The boy born to a family of eight sisters before him, hence he was nicknamed Lao Jiu (老九), held so much hope for the family. Being the only male and very academically smart, all members of the extended family hope that he would gain scholarship and honour for the family. But Lao Jiu has a burning passion for the dying Chinese hand puppetry art that ran counter to academic pursuit. He was torn between his passion for the art and his wish to fulfill his filial piety to his parents.
This is so much the landscape in the 1960s, 70s. Hand puppetry and opera were losing their allure. Gaining scholarships and academic pursuits were the only way for poorer families to get out of their poverty trap. This was Singapore back in that era. This tussle between art and academic excellence is still seen today.
As for me, I feel for the lost heritage of our art and cultural scenes of yesteryears played out on stage. The Musical in Chinese, Hokkien dialect was a delight to watch. It was touching and you could feel the strong emotions of the characters on stage. The music, songs and the choreography were easy for the ears and your eyes. The casts played well and my favourite was Johnny Ng (黄家强) playing the role of the patriarch of the family.
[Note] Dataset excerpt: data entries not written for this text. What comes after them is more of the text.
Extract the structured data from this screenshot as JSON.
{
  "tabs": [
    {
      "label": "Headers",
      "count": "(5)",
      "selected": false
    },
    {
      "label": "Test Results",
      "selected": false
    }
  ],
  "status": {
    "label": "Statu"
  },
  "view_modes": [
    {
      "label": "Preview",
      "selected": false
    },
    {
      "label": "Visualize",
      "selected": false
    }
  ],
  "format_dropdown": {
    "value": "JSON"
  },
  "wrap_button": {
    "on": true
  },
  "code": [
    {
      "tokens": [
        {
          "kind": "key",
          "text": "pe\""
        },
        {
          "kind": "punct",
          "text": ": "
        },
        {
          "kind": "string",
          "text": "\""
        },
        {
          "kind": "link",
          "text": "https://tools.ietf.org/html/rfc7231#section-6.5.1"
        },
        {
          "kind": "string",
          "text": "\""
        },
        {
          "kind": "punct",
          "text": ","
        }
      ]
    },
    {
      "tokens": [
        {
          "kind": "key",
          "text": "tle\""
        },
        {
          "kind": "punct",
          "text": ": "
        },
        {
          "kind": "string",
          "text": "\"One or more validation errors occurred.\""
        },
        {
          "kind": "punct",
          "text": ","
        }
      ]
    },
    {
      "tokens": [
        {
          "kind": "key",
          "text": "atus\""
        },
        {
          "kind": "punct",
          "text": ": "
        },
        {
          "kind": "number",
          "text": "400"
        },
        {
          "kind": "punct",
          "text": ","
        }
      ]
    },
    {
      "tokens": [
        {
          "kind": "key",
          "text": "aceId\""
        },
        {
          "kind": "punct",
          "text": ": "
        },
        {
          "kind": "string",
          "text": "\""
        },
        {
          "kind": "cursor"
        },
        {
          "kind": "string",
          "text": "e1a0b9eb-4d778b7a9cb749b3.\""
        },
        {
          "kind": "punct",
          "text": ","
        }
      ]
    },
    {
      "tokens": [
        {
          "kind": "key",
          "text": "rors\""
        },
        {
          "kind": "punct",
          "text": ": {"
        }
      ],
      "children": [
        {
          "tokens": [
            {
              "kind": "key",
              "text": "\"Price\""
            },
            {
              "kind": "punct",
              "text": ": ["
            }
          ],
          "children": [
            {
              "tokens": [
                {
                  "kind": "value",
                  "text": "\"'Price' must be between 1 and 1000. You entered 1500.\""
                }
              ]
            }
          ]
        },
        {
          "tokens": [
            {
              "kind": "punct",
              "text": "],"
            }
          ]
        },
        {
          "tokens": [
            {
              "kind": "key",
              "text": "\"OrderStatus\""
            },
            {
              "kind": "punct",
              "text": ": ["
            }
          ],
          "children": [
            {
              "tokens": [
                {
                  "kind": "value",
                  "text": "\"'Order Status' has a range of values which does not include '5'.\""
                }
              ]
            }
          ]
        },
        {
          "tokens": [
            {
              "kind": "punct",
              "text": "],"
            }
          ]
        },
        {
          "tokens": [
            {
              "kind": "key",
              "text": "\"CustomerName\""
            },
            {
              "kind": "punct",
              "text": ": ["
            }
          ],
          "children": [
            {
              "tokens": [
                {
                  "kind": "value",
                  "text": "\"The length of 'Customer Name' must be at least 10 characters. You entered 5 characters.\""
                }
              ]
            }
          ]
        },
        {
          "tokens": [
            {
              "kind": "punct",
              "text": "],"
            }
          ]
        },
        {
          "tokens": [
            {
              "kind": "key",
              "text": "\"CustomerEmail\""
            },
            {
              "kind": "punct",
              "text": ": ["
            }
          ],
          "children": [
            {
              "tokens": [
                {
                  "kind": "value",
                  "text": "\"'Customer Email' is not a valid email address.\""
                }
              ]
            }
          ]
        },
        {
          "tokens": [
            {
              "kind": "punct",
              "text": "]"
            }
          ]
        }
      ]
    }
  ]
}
Lao Jiu, The Musical started on 6 April and ends this Sunday 23 April. There are 6 more sessions to go and there are still seats to catch this Musical. Re-live and reminisce the past. I was brought back to the era when I was growing up, right before my eyes on stage. Don’t miss it. I am not too sure when it would be re-staged again in the future.